A PANDEMIC pause and stints spent truck driving and school teaching have primed Chris McHugh and Damien Schumann for a last-ditch attempt at the Tokyo Olympics. McHugh and Schumann, who won beach volleyball’s first gold medal in the Commonwealth Games on the Gold Coast, took out the men’s crown at last weekend’s Australian Beach Volleyball Championships in Manly. And in doing so sent a message not to just their international opponents but to Australia’s professional sporting stars.
“A few AFL players should go and do a week’s work somewhere and then they might stop whinging about having to be on holidays on the Gold Coast,” Schumann, 33, said. “There’s nothing we wouldn’t do to be at the Tokyo Olympics and as for all the athletes I hear whinging about going into a hub – give it a rest. “Our whole competitive lives are spent overseas on tour, we go away for two to three months at a time. “What’s two weeks in quarantine to make sure everyone is safe and the Games can go on.”

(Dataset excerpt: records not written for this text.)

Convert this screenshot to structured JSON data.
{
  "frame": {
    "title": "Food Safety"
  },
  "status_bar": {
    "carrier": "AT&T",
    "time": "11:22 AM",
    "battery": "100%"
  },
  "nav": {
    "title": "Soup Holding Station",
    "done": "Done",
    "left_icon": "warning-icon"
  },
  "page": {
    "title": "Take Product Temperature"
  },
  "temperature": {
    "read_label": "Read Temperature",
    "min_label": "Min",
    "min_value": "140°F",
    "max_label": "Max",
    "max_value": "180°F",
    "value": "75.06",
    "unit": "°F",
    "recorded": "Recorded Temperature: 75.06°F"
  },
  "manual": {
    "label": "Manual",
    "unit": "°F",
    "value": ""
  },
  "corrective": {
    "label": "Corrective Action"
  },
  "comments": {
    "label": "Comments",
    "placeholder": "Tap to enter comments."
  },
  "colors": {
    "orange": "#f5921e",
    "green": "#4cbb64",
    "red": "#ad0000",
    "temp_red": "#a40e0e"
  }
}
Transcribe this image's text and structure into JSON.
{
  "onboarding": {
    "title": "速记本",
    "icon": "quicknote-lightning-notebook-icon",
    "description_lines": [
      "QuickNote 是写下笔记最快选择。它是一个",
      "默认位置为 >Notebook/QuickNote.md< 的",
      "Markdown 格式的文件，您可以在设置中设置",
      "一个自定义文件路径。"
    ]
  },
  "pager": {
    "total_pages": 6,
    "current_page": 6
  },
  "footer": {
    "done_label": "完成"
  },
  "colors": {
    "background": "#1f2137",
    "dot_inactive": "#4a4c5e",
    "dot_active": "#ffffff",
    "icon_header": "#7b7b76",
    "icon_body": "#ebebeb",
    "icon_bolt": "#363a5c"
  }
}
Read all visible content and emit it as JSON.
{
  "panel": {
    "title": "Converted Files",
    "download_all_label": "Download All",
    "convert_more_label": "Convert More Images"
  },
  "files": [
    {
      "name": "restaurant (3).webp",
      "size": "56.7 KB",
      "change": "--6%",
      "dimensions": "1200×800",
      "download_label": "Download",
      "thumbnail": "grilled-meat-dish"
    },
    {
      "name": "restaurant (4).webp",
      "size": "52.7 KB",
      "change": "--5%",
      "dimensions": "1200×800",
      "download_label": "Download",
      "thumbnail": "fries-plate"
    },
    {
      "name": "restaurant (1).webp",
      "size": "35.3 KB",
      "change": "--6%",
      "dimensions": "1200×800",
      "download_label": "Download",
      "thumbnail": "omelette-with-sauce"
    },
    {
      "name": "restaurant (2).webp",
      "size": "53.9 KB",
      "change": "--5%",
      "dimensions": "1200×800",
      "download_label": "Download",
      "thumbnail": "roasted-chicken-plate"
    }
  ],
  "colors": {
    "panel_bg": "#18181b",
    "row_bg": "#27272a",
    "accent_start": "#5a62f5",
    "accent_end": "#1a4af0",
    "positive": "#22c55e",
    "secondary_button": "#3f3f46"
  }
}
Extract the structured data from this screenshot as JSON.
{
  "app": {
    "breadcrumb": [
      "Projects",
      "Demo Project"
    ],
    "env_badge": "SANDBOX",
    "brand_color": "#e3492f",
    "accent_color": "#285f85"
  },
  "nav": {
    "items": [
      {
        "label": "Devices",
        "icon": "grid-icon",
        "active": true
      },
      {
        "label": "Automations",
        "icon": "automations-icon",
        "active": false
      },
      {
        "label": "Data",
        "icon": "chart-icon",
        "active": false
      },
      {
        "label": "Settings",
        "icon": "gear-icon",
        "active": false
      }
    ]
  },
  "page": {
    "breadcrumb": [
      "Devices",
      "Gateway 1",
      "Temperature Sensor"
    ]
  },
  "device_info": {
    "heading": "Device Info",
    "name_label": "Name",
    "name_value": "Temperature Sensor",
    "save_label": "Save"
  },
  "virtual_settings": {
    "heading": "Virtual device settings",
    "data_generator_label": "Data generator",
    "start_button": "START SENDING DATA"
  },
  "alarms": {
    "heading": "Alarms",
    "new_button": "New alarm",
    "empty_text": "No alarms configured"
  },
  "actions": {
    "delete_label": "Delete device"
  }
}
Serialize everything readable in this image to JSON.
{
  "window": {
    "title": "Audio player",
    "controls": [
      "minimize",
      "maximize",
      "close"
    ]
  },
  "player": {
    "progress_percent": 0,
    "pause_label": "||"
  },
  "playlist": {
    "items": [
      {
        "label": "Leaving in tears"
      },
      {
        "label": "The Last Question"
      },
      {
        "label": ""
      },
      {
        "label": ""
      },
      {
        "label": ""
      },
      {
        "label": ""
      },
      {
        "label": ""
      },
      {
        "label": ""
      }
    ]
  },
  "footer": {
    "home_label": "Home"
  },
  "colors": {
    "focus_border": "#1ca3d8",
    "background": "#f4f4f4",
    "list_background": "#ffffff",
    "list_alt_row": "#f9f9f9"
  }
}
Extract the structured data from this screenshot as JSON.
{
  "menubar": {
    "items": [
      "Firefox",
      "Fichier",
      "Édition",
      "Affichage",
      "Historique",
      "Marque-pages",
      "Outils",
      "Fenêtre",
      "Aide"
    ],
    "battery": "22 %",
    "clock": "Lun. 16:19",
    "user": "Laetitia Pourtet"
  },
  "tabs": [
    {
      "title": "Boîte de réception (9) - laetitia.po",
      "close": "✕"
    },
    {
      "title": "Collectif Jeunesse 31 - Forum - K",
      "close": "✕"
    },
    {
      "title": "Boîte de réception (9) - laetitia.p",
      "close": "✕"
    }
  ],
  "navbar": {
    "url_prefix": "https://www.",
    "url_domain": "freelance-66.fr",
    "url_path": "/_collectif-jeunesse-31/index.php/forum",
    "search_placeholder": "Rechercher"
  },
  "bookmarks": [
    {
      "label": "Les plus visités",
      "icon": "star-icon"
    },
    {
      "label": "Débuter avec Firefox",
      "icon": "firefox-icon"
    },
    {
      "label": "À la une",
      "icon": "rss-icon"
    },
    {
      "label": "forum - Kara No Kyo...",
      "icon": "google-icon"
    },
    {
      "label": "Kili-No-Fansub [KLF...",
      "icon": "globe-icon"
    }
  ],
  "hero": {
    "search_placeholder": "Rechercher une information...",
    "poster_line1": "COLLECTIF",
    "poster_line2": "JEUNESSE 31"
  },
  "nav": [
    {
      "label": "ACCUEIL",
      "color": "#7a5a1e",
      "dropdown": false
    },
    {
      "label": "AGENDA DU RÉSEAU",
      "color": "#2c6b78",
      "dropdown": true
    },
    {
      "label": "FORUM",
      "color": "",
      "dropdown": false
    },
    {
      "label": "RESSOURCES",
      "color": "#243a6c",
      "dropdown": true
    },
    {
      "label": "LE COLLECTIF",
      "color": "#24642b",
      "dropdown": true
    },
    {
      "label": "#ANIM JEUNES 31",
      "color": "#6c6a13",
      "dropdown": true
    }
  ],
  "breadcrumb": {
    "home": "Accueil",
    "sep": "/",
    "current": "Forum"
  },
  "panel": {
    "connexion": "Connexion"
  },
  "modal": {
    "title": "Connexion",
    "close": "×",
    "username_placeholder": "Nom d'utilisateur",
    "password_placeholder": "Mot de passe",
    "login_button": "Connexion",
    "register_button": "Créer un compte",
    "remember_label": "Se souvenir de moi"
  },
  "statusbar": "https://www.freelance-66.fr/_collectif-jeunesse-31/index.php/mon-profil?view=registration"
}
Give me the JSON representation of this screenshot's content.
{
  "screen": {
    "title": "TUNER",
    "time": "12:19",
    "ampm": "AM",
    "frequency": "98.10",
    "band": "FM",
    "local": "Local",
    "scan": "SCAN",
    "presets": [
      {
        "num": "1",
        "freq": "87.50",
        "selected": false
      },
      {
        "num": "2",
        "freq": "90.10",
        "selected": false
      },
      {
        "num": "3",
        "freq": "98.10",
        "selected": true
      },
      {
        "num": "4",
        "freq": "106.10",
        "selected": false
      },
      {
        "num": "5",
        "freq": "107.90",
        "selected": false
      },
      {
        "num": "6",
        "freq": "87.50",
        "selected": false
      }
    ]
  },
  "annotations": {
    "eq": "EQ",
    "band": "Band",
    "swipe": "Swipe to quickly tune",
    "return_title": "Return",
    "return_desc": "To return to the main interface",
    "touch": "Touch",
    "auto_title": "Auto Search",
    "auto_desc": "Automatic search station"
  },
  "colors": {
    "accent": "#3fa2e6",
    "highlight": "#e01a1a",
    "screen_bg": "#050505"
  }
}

As part of the Olympic playbook released earlier this month, which in- advice from the World Health Organisation, singing and chanting will be banned at Tokyo. Athletes will be tested every four days and competitors will be expected to take a coronavirus test 72 hours before their departure for Tokyo and show negative result on arrival. There are no guarantees that fans will be able to attend and coaches, support staff and athletes have been told to clap rather than any vocal or physical displays of encouragement.
Which in the disco-inspired hedonistic atmosphere of beach volleyball is an alien ask. Additionally, at Tokyo’s beach volleyball venue Shiokaze Park, balls will be wiped down with disinfectant in between games. McHugh added: “We’re just so lucky to be playing at the moment. We have to do what we have to do to keep everyone safe.” “But it’s going to be hard not to scream and shout, it will actually be a massive challenge – it’s the Olympic Games!”
The Adelaide pairing is yet to qualify for the Games, they must win the Continental Cup in China in June to qualify as there is only one spot up for grabs in Asia. McHugh said:“The break has been good for us. I’ve had a couple of knee surgeries since Gold Coast and it’s allowed me to manage that better. “Physically it’s the best I’ve been for a long time. “And I’ve seen my son Jack start to crawl and talk … it’s been amazing to be there for those big moments .” Rio Olympians Mariafe Artacho del Solar and Taliqua Clancy, considered one of the best players in the world, won the women’s crown at last weekend’s nationals.
The pair’s stunning success on the world stage, a world championship bronze medal and 11 world tour medals from 22 FIVB events, has started whispers of the first Olympic beach volleyball medal since Natalie Cook and Kerri Pottharst. Clancy, 28, and Del Solar, 27, relocated to Queensland in July as the women’s program moved north from Adelaide. “I definitely feel like Mariafe and I can be on top of the podium in Japan,” Clancy said. “We weren’t at our best at the world champs with Mariafe getting injured, there’s more room for improvement so I don’t think we need to find a magic secret because we have it. “But in a way I think we are all starting from scratch in Tokyo. “We can’t compare results because no one is competing – and that’s exciting , it’s an open field. Del Solar added: “We are looking to go to Europe in May or June but usually everyone is playing each other every week on the world tour.” “But our biggest strength is that we have a good connection on court, we trust and understand each other.” The final of the Australian Beach Volleyball Tour will be held at Coolangatta Beach, Gold Coast, from 12-14 March 2021